The Confrontation Phobia land mine goes off whenever a manager chooses not to confront an issue because it’s just plain easier to take the path of least resistance and let it go. This is an ugly land mine because the ability to confront issues properly is at the very core of leadership. Confrontation is the business of meeting challenges big and small and managing through them. Unfortunately, too many managers avoid confrontation and in doing so detonate the Confrontation Phobia land mine which eventually has an extremely negative impact on their professional body of work.
As a manager, the path of least resistance is often your enemy. In avoiding this destructive land mine, I encourage you to keep three rules of thumb in mind. They are:
- What you accept you teach – that means if you look the other way when you should confront poor performance, behavior, or general unrest, you are teaching everyone who reports to you that this performance, behavior, or unrest is perfectly OK.

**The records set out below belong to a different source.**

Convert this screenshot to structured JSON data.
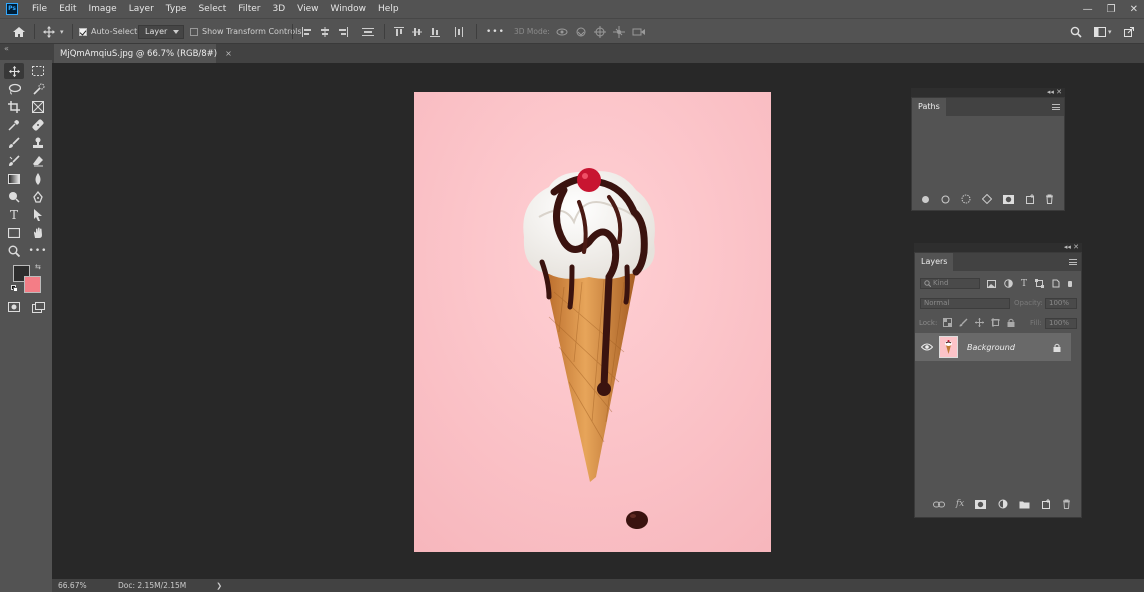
{
  "app": {
    "logo": "Ps"
  },
  "menu": [
    "File",
    "Edit",
    "Image",
    "Layer",
    "Type",
    "Select",
    "Filter",
    "3D",
    "View",
    "Window",
    "Help"
  ],
  "window_controls": {
    "minimize": "—",
    "restore": "❐",
    "close": "✕"
  },
  "options_bar": {
    "auto_select_label": "Auto-Select:",
    "auto_select_checked": true,
    "auto_select_target": "Layer",
    "show_transform_label": "Show Transform Controls",
    "show_transform_checked": false,
    "mode_3d_label": "3D Mode:",
    "more_label": "•••"
  },
  "document_tab": {
    "title": "MjQmAmqiuS.jpg @ 66.7% (RGB/8#)",
    "close": "×"
  },
  "toolbar": {
    "collapse": "«",
    "tools": [
      "move-tool",
      "rectangular-marquee-tool",
      "lasso-tool",
      "quick-selection-tool",
      "crop-tool",
      "frame-tool",
      "eyedropper-tool",
      "spot-healing-brush-tool",
      "brush-tool",
      "clone-stamp-tool",
      "history-brush-tool",
      "eraser-tool",
      "gradient-tool",
      "blur-tool",
      "dodge-tool",
      "pen-tool",
      "type-tool",
      "path-selection-tool",
      "rectangle-tool",
      "hand-tool",
      "zoom-tool",
      "edit-toolbar"
    ],
    "foreground_color": "#2d2d2d",
    "background_color": "#f47d86"
  },
  "status": {
    "zoom": "66.67%",
    "doc": "Doc: 2.15M/2.15M",
    "arrow": "❯"
  },
  "paths_panel": {
    "top_icons": "◂◂ ✕",
    "tab": "Paths",
    "footer_icons": [
      "fill-path-icon",
      "stroke-path-icon",
      "load-selection-icon",
      "make-work-path-icon",
      "add-mask-icon",
      "new-path-icon",
      "delete-path-icon"
    ]
  },
  "layers_panel": {
    "top_icons": "◂◂ ✕",
    "tab": "Layers",
    "filter_placeholder": "Kind",
    "blend_mode": "Normal",
    "opacity_label": "Opacity:",
    "opacity_value": "100%",
    "lock_label": "Lock:",
    "fill_label": "Fill:",
    "fill_value": "100%",
    "layers": [
      {
        "name": "Background",
        "visible": true,
        "locked": true
      }
    ],
    "footer_icons": [
      "link-layers-icon",
      "fx-icon",
      "add-layer-mask-icon",
      "adjustment-layer-icon",
      "group-icon",
      "new-layer-icon",
      "delete-layer-icon"
    ],
    "fx_label": "fx"
  },
  "colors": {
    "accent": "#31a8ff",
    "canvas_bg": "#fcc3c8"
  }
}
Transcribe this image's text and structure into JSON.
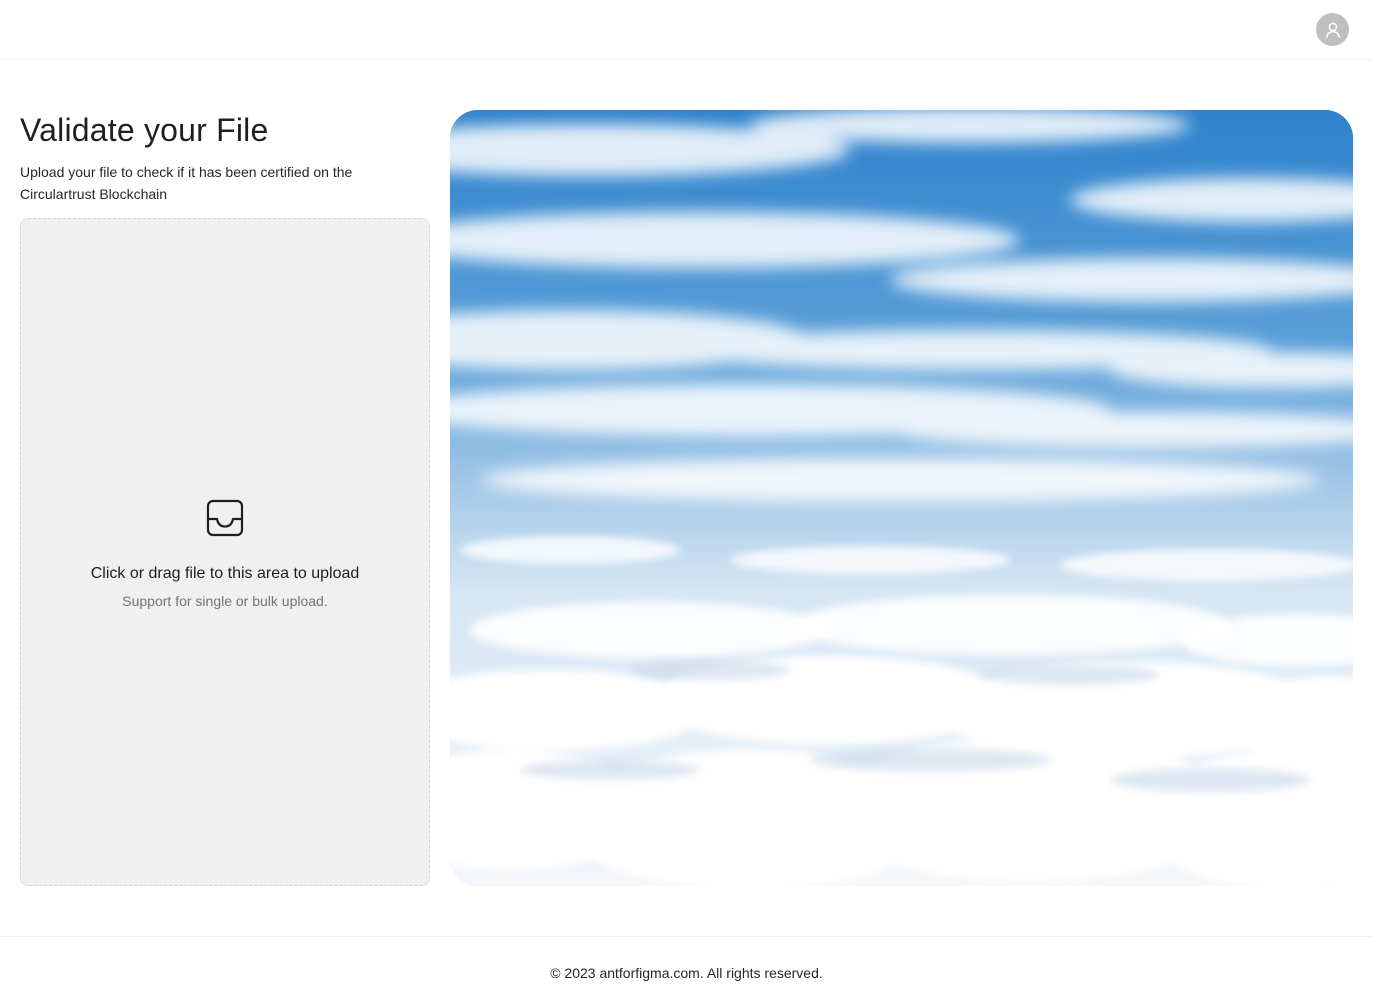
{
  "header": {
    "avatar_icon": "user-icon"
  },
  "main": {
    "title": "Validate your File",
    "description": "Upload your file to check if it has been certified on the Circulartrust Blockchain",
    "upload": {
      "icon": "inbox-icon",
      "text": "Click or drag file to this area to upload",
      "hint": "Support for single or bulk upload."
    },
    "hero_image": "sky-clouds-photo"
  },
  "footer": {
    "copyright": "© 2023 antforfigma.com. All rights reserved."
  },
  "colors": {
    "dropzone_bg": "#f0f0f0",
    "avatar_bg": "#bfbfbf",
    "sky_blue": "#3f8fd3"
  }
}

- Now is better than later – or think, but think fast. The Confrontation Phobia land mine is deadly but speed is its mortal enemy. Speed is by far your most important weapon in avoiding the Confrontation Phobia land mine.
Is that the hill you want to die on? – Not every situation, comment, or behavior needs to be confronted. So to avoid becoming a micro-manager, the simple question, “Is this the hill you want to die on? can be extremely useful in helping you decide where, when, and how to apply your efforts. You can use the following three guidelines in order to help you make the best decision for yourself, your team, and the company.
1. Is it good for business?
2. Is it consistent with my pattern?
3. Do I have my reasons worked out in my head?
The wisdom in this blog entry comes from Marty Clarke’s Leadership Land Mines – 8 Management Catastrophes and How to Avoid them. Click here to see Gary’s book report on Clarke’s book.